Franchot said he was disappointed the agency could not award the contract to an in-state company, especially given the award’s size and length. Mansfield will hold the contract at least until 2017, but perhaps as late as 2021 if both options are exercised.
Of the four finalists for the award, none were Maryland companies.
“For some reason … we couldn’t find one Maryland fuel supplier,” Franchot said in apparent disbelief.
Alvin C. Collins, secretary of general services, said three state companies responded to the agency’s Request for Proposals, but two were immediately thrown out because they did not adequately address parameters in the request. The last was disqualified because it did not have the ability to provide necessary services, he said.
After examining the third Maryland business, Collins said the agency basically told the bidder “you couldn’t get there even if you tried.”
“We did do every effort we could,” Collins said. “We think that the price … is very, very competitive,” so the agency could not restart the bidding process in an attempt to lure another Maryland company. Law prevents the state from giving preference to local companies when awarding a contract.
The secretary also noted that the Maryland companies that were disqualified — and the other out-of-state options — were not protesting the award.
“We don’t have a bid protest, which is unheard of,” Collins said. It’s also likely that Mansfield will hire Maryland subcontractors, he said.
The Maryland Statewide Fuel Dispensing Management System dispenses 10.8 million gallons of various motor fuels per year at more than 100 facilities across the state. About 15,000 state vehicles can use the stations.
Eight tasks are articulated in the contract, include replacing the state’s aging fuel-dispensing system, monitoring environmental and operational safety of the system and providing emergency response. Mansfield was the only company able to meet all eight tasks. The agency considered awarding parts of the contract to separate companies if it made fiscal sense, but Mansfield was the best option, Collins said.

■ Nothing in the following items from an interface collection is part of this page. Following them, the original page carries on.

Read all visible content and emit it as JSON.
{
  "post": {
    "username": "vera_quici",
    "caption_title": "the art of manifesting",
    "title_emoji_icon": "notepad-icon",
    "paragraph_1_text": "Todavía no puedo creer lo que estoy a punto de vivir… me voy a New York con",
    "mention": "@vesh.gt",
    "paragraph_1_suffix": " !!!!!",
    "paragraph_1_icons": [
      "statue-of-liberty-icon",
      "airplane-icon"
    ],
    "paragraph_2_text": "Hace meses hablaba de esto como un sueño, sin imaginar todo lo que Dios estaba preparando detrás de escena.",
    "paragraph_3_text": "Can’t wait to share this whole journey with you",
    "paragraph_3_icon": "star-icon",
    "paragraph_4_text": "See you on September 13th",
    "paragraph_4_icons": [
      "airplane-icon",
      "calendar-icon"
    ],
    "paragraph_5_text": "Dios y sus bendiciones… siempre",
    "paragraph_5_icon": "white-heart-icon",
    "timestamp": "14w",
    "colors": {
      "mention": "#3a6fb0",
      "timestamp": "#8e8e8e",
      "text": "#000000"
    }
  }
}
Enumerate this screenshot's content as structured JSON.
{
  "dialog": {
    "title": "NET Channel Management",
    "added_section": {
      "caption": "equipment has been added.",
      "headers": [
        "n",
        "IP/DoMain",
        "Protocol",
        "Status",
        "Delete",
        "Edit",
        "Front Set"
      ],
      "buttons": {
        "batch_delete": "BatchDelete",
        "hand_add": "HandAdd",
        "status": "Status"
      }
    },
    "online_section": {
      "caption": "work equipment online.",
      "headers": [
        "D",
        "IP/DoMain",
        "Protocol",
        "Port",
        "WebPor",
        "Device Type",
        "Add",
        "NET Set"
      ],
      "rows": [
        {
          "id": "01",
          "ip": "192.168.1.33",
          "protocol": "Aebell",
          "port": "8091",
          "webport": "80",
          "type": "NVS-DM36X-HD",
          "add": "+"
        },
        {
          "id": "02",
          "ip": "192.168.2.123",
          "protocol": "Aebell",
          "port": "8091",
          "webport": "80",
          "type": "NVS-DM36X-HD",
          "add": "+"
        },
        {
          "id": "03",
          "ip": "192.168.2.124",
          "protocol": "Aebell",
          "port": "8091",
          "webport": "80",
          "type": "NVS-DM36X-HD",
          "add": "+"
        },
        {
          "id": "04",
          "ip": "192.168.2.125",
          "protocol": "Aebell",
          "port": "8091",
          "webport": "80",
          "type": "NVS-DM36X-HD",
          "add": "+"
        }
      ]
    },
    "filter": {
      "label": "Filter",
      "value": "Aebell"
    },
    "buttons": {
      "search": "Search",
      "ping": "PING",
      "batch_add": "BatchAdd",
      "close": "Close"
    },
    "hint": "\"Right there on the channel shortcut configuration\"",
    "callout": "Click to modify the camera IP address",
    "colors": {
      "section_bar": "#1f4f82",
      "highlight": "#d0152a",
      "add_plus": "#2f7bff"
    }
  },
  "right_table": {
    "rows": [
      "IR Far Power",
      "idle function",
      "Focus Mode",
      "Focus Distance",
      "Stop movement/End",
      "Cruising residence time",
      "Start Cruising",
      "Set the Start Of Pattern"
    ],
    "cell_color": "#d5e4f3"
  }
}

Franchot said he did not have a problem with the decision of the agency, but was instead frustrated that state companies were not in a position to effectively enter the bidding process. The comptroller said he wanted to explore what could be done that was “appropriate, legal and ethical” that could have helped a Maryland company win the contract.
“I just think we need to appreciate and acknowledge what we have and let them compete,” Franchot said, adding that even though the procurement may have been technically correct, it “was flawed.”
“These contracts are important,” Franchot said.
O’Malley and Kopp remained silent for much of the discussion before voting in favor of the award.
The board also voted unanimously to approve the award for a $598 million inmate health care contract, to be used by the Maryland Division of Correction and Maryland Division of Pretrial Detention and Services.
The winner of the contract was Pittsburgh-based Wexford Health Sources Inc., which beat out St. Louis-based Corizon Inc.
Corizon is protesting the award, but the Department of Budget and Management asked the board to approve the award because the vendor could make important service improvements and address concerns noted in a legislative audit.